A thorough, engaging account of the causes, events, and consequences of the Crimean War by Sunday Herald journalist and popular historian Royle (Precipitous City, 1980, etc.)
Royle acknowledges in his first sentence that the war, so often chronicled, is “either one of history’s bad jokes or one of the compulsive subjects of historical writing.” He covers not just the military, but also the political, social, and even religious aspects of the war that pitted Russia against the allied forces of France, England, and the Ottoman Empire. Royle does a splendid job of handling his complex subject and succeeds in fairly representing all sides. The war featured a cast of characters stunning in their subsequent celebrity: Napoleon III (nephew of Napoleon Bonaparte), Charles Dickens, Nathaniel Hawthorne, Florence Nightingale, Queen Victoria, Czar Alexander II. They all figure in the horrors that began as a dispute over the key to the main door of the Church of the Nativity in Bethlehem and ended with the loss of thousands of lives on the Black Sea peninsula. Less well known, though ably animated here, are the various military leaders involved in the cause, principally Lord Raglan (a Waterloo veteran who died of illness during the conflict), the Earl of Cardigan (who led the Charge of the Light Brigade), Omar Pasha (an Ottoman leader), Gen. Saint-Arnaud (a French commander), and Gorchakov and Paskevich and Menshikov (the principal Russian commanders). Royle is especially effective at demonstrating the effects of the press on the conflict (for this was the first war in which newspaper correspondents figured prominently), and at identifying the rapidly changing technology of warfare (telegraph, semaphore, railways, and balloons emerged as important tools of battle).

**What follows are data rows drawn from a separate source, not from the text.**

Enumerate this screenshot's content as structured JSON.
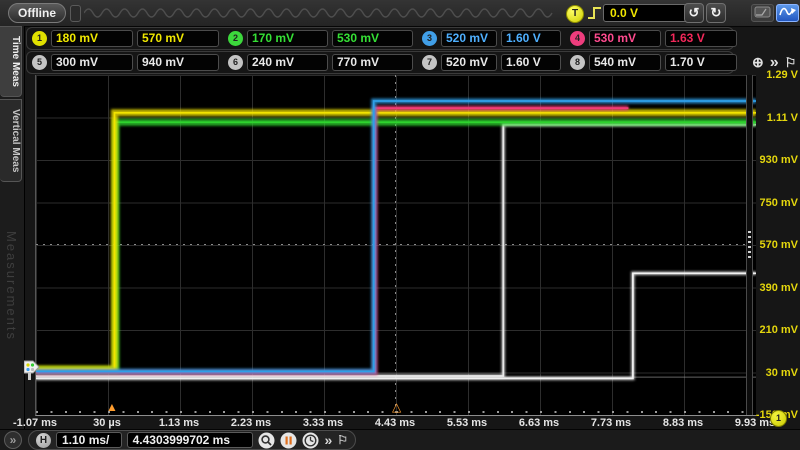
{
  "app": {
    "status_label": "Offline",
    "trigger": {
      "badge": "T",
      "edge": "rising",
      "level": "0.0 V"
    },
    "icons": {
      "undo": "↺",
      "redo": "↻",
      "add": "⊕",
      "more": "»",
      "pin": "⚐",
      "trigger_marker": "▲",
      "reference_marker": "△"
    }
  },
  "sidebar": {
    "tabs": [
      {
        "label": "Time Meas"
      },
      {
        "label": "Vertical Meas"
      }
    ],
    "watermark": "Measurements"
  },
  "measurements": {
    "rows": [
      {
        "groups": [
          {
            "ch": "1",
            "badge_color": "#e0e000",
            "value_colors": [
              "#f0e800",
              "#f0e800"
            ],
            "values": [
              "180 mV",
              "570 mV"
            ]
          },
          {
            "ch": "2",
            "badge_color": "#3cd83c",
            "value_colors": [
              "#35e035",
              "#35e035"
            ],
            "values": [
              "170 mV",
              "530 mV"
            ]
          },
          {
            "ch": "3",
            "badge_color": "#419fe8",
            "value_colors": [
              "#4fb0ff",
              "#4fb0ff"
            ],
            "values": [
              "520 mV",
              "1.60 V"
            ]
          },
          {
            "ch": "4",
            "badge_color": "#ee3d7d",
            "value_colors": [
              "#ff4b8f",
              "#f2285a"
            ],
            "values": [
              "530 mV",
              "1.63 V"
            ]
          }
        ],
        "trailing": false
      },
      {
        "groups": [
          {
            "ch": "5",
            "badge_color": "#c4c4c4",
            "value_colors": [
              "#e8e8e8",
              "#e8e8e8"
            ],
            "values": [
              "300 mV",
              "940 mV"
            ]
          },
          {
            "ch": "6",
            "badge_color": "#c4c4c4",
            "value_colors": [
              "#e8e8e8",
              "#e8e8e8"
            ],
            "values": [
              "240 mV",
              "770 mV"
            ]
          },
          {
            "ch": "7",
            "badge_color": "#c4c4c4",
            "value_colors": [
              "#e8e8e8",
              "#e8e8e8"
            ],
            "values": [
              "520 mV",
              "1.60 V"
            ]
          },
          {
            "ch": "8",
            "badge_color": "#c4c4c4",
            "value_colors": [
              "#e8e8e8",
              "#e8e8e8"
            ],
            "values": [
              "540 mV",
              "1.70 V"
            ]
          }
        ],
        "trailing": true
      }
    ]
  },
  "chart": {
    "x_labels": [
      "-1.07 ms",
      "30 µs",
      "1.13 ms",
      "2.23 ms",
      "3.33 ms",
      "4.43 ms",
      "5.53 ms",
      "6.63 ms",
      "7.73 ms",
      "8.83 ms",
      "9.93 ms"
    ],
    "y_labels": [
      "1.29 V",
      "1.11 V",
      "930 mV",
      "750 mV",
      "570 mV",
      "390 mV",
      "210 mV",
      "30 mV",
      "-150 mV"
    ],
    "channel_badge": "1"
  },
  "footer": {
    "h_badge": "H",
    "timebase": "1.10 ms/",
    "delay": "4.4303999702 ms"
  },
  "chart_data": {
    "type": "line",
    "x_unit": "ms",
    "x_range_ms": [
      -1.07,
      9.93
    ],
    "y_range_V": [
      -0.15,
      1.29
    ],
    "draw_order": [
      "baseline-noise",
      "channel-white-b",
      "channel-white-a",
      "channel-2",
      "channel-1",
      "channel-4",
      "channel-3"
    ],
    "series": [
      {
        "name": "channel-1",
        "color": "#f2e300",
        "low_V": 0.045,
        "high_V": 1.13,
        "rise_ms": 0.13
      },
      {
        "name": "channel-2",
        "color": "#2ed32e",
        "low_V": 0.04,
        "high_V": 1.09,
        "rise_ms": 0.15
      },
      {
        "name": "channel-3",
        "color": "#2f9fe8",
        "low_V": 0.035,
        "high_V": 1.18,
        "rise_ms": 4.09
      },
      {
        "name": "channel-4",
        "color": "#f23c78",
        "low_V": 0.03,
        "high_V": 1.15,
        "rise_ms": 4.11,
        "visible_until_ms": 7.98
      },
      {
        "name": "channel-white-a",
        "color": "#e8e8e8",
        "low_V": 0.015,
        "high_V": 1.08,
        "rise_ms": 6.07
      },
      {
        "name": "channel-white-b",
        "color": "#f2f2f2",
        "low_V": 0.005,
        "high_V": 0.45,
        "rise_ms": 8.05
      },
      {
        "name": "baseline-noise",
        "color": "#9a9a9a",
        "low_V": 0.01,
        "high_V": 0.01,
        "rise_ms": 99
      }
    ]
  }
}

Royle has fashioned what will be the standard popular work on the subject.